*** Opening Extracted material ***

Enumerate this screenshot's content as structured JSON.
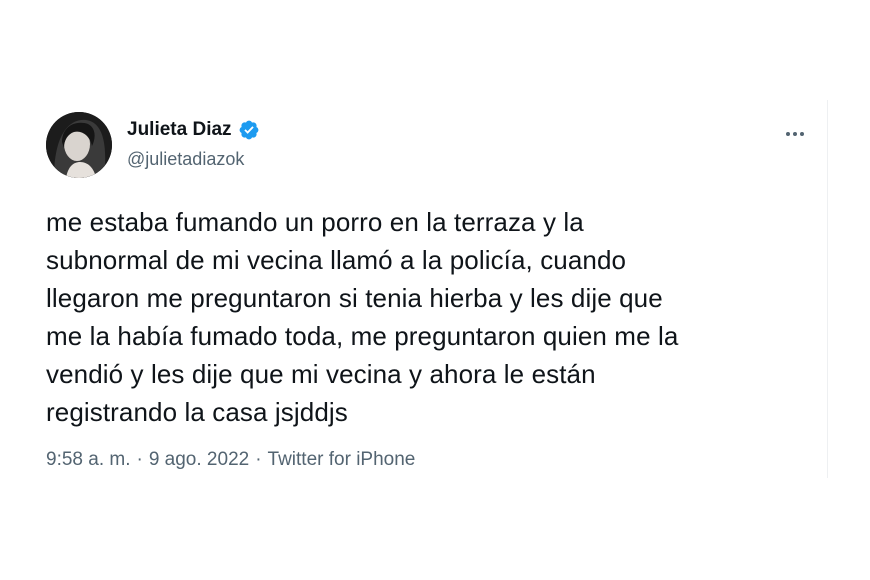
{
  "tweet": {
    "author": {
      "display_name": "Julieta Diaz",
      "handle": "@julietadiazok",
      "verified": true,
      "avatar_icon": "profile-photo"
    },
    "more_icon": "ellipsis-icon",
    "text": "me estaba fumando un porro en la terraza y la\nsubnormal de mi vecina llamó a la policía, cuando\nllegaron me preguntaron si tenia hierba y les dije que\nme la había fumado toda, me preguntaron quien me la\nvendió y les dije que mi vecina y ahora le están\nregistrando la casa jsjddjs",
    "time": "9:58 a. m.",
    "separator_1": "·",
    "date": "9 ago. 2022",
    "separator_2": "·",
    "source": "Twitter for iPhone"
  },
  "colors": {
    "primary_text": "#0f1419",
    "secondary_text": "#536471",
    "verified_blue": "#1d9bf0"
  }
}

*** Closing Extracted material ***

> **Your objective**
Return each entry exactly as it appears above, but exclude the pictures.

> **Completed task**
Enumerate this screenshot's content as structured JSON.
{
  "tweet": {
    "author": {
      "display_name": "Julieta Diaz",
      "handle": "@julietadiazok",
      "verified": true,
      "avatar_icon": "profile-photo"
    },
    "more_icon": "ellipsis-icon",
    "text": "me estaba fumando un porro en la terraza y la\nsubnormal de mi vecina llamó a la policía, cuando\nllegaron me preguntaron si tenia hierba y les dije que\nme la había fumado toda, me preguntaron quien me la\nvendió y les dije que mi vecina y ahora le están\nregistrando la casa jsjddjs",
    "time": "9:58 a. m.",
    "separator_1": "·",
    "date": "9 ago. 2022",
    "separator_2": "·",
    "source": "Twitter for iPhone"
  },
  "colors": {
    "primary_text": "#0f1419",
    "secondary_text": "#536471",
    "verified_blue": "#1d9bf0"
  }
}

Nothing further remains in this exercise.